The moment was ours.

The mountain was ours.

And nobody, especially not a group of men 1.4 miles below us, could take that away.

That is the magic of trek. 


Savannah found that same trek magic in a quieter (but just as powerful) moment. 

My favorite moment from Leading Trek was not from a day full of hardships, sweat and blood, or tears. In fact, this was a laid back day full of growth, vulnerability, and finding comfort.

On our third day of trek, our group decided to stay at our campsite on Flat Laurel Creek and take a day hike to Black Balsam and Tennent Mountain. We hiked with our packs off, and when we got to the top of Black Balsam, we decided to set up lunch and eat. The view at the top was gorgeous: the sky was a clear sheet of blue, the mountains the color of fire, the air warm and comforting. We stayed there for three hours. 

Right before we left Black Balsam to head to Tennet, we sat down and had a student-led talk on how we could improve ourselves independently and as a team. Our instructors pitched in with observations, but it was up to us to figure out how to fix any problems. Because we took the time to talk, the rest of our trek flowed super smoothly thanks to our skyrocketing ability to work efficiently as a team and because of all of the laughs we were able to share over memories and stories on top of Black Balsam. 


Alex’s group surprised him with their positivity even in the face of a group member’s unexpected “tumble” on the Art Loeb. 

As we made our way up the Art Loeb Trail on arguably the most strenuous day of our trek, all seemed to be well with our group. From myself and Celeste leading up front all the way back to our fearless instructors Ezekiel and Hannah, everything was running smoothly and we were feeling good. So far no one had passed out, zero fuel bottles had exploded… 

Anyway, as I said, all was well, until one of our beloved team members took one wrong step. Before we knew it Kai was rolling head over heels down the side of the mountain! I stared in horror and amazement as Kai “gracefully cascaded” down the incline. In the time it took me to think “Oh no!”, Ezekiel had already shed his pack and was hurrying to help Kai. By the time he got there, however, Kai was already back on their feet and just fine. As they made their way back up to the trail, I thought, “I guess that’s why their trail name is ‘Tumble’.” 

I was impressed that even when something unexpected happened, the energy on trek is so positive. We always try to see the upside of things, while making sure people are safe of course.

So, after everyone had caught their breath and had some water, we continued back up the mountain. Thanks to Ezekiel’s quick actions, I knew that we’d surely laugh about this at the campsite later that night… assuming we made it there without any more sudden and unexpected descents! 


For Jaya, five days of paddling was a completely new experience and one she’s now eager to have again. 

Hi! My name is Jaya, and I love to paddle. 

I never thought to introduce myself like that until last week.

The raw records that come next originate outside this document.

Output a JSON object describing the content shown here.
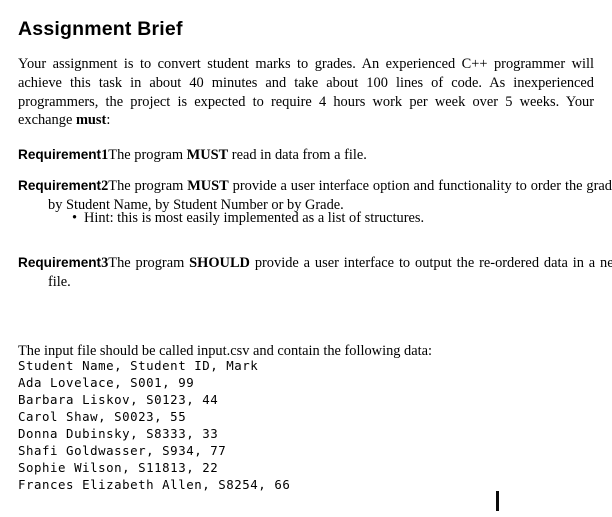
{
  "document": {
    "title": "Assignment Brief",
    "intro_paragraph": "Your assignment is to convert student marks to grades. An experienced C++ programmer will achieve this task in about 40 minutes and take about 100 lines of code. As inexperienced programmers, the project is expected to require 4 hours work per week over 5 weeks. Your exchange ",
    "intro_emphasis": "must",
    "intro_tail": ":",
    "requirements": [
      {
        "label": "Requirement",
        "number": "1",
        "text_before": "The program ",
        "emphasis": "MUST",
        "text_after": " read in data from a file."
      },
      {
        "label": "Requirement",
        "number": "2",
        "text_before": "The program ",
        "emphasis": "MUST",
        "text_after": " provide a user interface option and functionality to order the grades by Student Name, by Student Number or by Grade."
      },
      {
        "label": "Requirement",
        "number": "3",
        "text_before": "The program ",
        "emphasis": "SHOULD",
        "text_after": " provide a user interface to output the re-ordered data in a new file."
      }
    ],
    "hint": {
      "bullet_glyph": "•",
      "text": "Hint: this is most easily implemented as a list of structures."
    },
    "csv_intro": "The input file should be called input.csv and contain the following data:",
    "csv_filename": "input.csv",
    "csv": {
      "header": "Student Name, Student ID, Mark",
      "columns": [
        "Student Name",
        "Student ID",
        "Mark"
      ],
      "rows": [
        {
          "name": "Ada Lovelace",
          "id": "S001",
          "mark": "99",
          "line": "Ada Lovelace, S001, 99"
        },
        {
          "name": "Barbara Liskov",
          "id": "S0123",
          "mark": "44",
          "line": "Barbara Liskov, S0123, 44"
        },
        {
          "name": "Carol Shaw",
          "id": "S0023",
          "mark": "55",
          "line": "Carol Shaw, S0023, 55"
        },
        {
          "name": "Donna Dubinsky",
          "id": "S8333",
          "mark": "33",
          "line": "Donna Dubinsky, S8333, 33"
        },
        {
          "name": "Shafi Goldwasser",
          "id": "S934",
          "mark": "77",
          "line": "Shafi Goldwasser, S934, 77"
        },
        {
          "name": "Sophie Wilson",
          "id": "S11813",
          "mark": "22",
          "line": "Sophie Wilson, S11813, 22"
        },
        {
          "name": "Frances Elizabeth Allen",
          "id": "S8254",
          "mark": "66",
          "line": "Frances Elizabeth Allen, S8254, 66"
        }
      ]
    }
  },
  "colors": {
    "background": "#ffffff",
    "text": "#000000",
    "caret": "#0a0a0a"
  }
}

Before OA, I had never gone on any kind of trek, especially not a canoeing one. But after my first day on the French Broad last week, I was hooked. 

I am so excited that I was put in the only paddling group for Leading Trek this semester. Every day, we woke up to the sun rising over the river, ate breakfast, finished packing up camp, and rigged our boats. We paddled a total of 55 miles over 5 days during which we sang, danced, played games, and discussed politics while stuffing ourselves with delicious GORP. 

Each evening once we de-rigged and got our boats out of the water, we set up tents, made dinner, and started a campfire. We went to sleep under the stars, listening to the river, humming “No Diggity”. 

My favorite people in my favorite place doing my new favorite thing. 


These are just a few moments from Semester 51’s Leading Trek. Whether you, like our students, have trekked in the wilderness for five days, or if you’ve experienced leading in another setting like on a sports team or in an office, what stories do you remember from your own “leading trek” moments in life?